§ **Data records**:
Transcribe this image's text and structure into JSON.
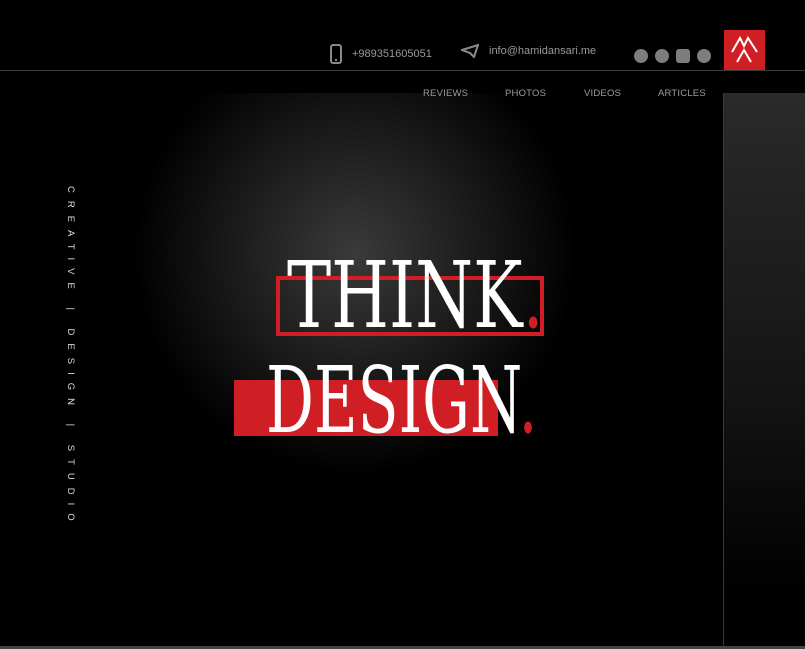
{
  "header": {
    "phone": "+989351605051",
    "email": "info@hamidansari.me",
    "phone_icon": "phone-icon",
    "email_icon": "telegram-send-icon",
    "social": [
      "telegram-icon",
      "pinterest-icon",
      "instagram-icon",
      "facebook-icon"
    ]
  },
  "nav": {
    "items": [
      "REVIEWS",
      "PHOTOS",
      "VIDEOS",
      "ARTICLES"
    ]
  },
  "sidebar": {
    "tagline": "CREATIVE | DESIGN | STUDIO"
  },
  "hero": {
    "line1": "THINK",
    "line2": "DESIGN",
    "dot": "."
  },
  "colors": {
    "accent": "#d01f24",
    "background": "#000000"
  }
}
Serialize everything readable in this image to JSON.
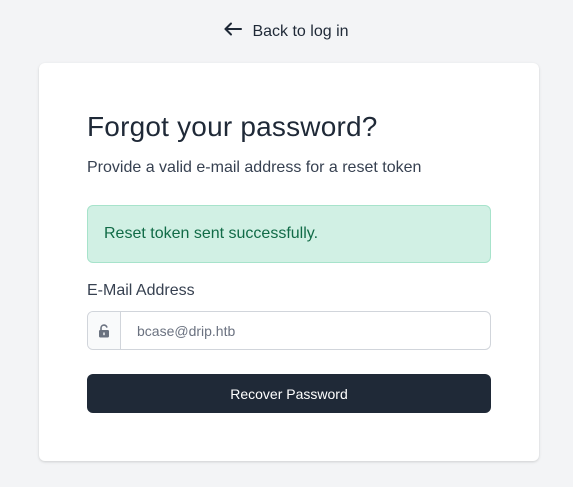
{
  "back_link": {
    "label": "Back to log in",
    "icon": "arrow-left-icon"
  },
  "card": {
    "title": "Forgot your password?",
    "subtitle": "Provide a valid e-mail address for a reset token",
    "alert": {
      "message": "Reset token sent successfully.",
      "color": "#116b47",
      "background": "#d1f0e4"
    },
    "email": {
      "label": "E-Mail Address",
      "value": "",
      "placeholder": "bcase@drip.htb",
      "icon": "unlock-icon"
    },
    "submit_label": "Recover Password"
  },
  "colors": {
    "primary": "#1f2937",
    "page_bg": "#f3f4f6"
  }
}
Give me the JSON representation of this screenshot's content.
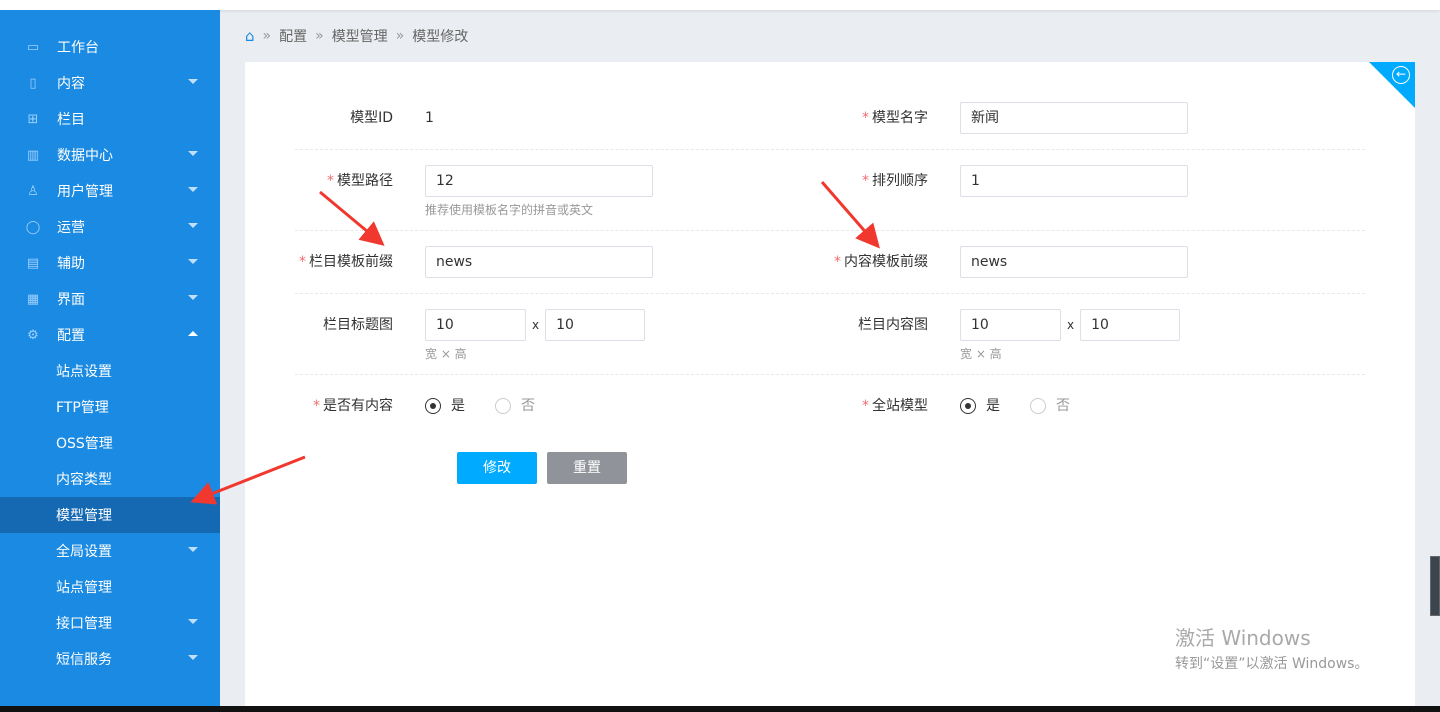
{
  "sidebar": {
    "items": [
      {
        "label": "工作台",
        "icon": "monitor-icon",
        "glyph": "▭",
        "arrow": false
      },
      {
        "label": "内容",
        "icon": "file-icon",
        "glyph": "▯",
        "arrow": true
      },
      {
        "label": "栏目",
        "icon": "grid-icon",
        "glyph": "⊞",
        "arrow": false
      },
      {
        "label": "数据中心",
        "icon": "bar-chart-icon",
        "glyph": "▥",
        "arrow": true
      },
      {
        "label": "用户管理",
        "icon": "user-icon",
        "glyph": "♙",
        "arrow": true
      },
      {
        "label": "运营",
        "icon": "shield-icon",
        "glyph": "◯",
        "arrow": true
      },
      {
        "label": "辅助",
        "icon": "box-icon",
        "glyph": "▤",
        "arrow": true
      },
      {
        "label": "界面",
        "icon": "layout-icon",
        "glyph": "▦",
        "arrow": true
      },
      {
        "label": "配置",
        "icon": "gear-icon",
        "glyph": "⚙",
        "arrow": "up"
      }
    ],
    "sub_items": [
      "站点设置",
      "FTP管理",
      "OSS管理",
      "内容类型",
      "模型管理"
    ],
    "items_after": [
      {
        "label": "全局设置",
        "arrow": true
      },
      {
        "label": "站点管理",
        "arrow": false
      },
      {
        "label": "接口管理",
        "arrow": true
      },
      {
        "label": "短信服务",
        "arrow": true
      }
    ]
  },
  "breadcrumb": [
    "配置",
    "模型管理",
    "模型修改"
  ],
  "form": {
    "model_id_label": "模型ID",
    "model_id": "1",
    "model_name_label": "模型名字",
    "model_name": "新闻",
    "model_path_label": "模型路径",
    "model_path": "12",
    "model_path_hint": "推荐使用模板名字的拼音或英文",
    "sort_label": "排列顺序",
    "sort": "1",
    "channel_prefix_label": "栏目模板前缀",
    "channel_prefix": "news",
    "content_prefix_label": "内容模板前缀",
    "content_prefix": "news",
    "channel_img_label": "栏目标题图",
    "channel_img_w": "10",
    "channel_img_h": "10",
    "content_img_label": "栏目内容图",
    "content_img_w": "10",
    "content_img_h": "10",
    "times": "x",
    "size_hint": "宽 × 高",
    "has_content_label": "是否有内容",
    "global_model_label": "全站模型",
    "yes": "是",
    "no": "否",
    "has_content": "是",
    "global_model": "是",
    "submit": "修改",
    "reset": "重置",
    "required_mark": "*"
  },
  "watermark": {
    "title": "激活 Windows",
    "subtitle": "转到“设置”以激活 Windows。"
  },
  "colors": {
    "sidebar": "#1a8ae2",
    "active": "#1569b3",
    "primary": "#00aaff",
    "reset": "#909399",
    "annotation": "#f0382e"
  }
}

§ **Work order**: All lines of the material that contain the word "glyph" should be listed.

§ **Expected answer**:
        "glyph": "▭",
        "glyph": "▯",
        "glyph": "⊞",
        "glyph": "▥",
        "glyph": "♙",
        "glyph": "◯",
        "glyph": "▤",
        "glyph": "▦",
        "glyph": "⚙",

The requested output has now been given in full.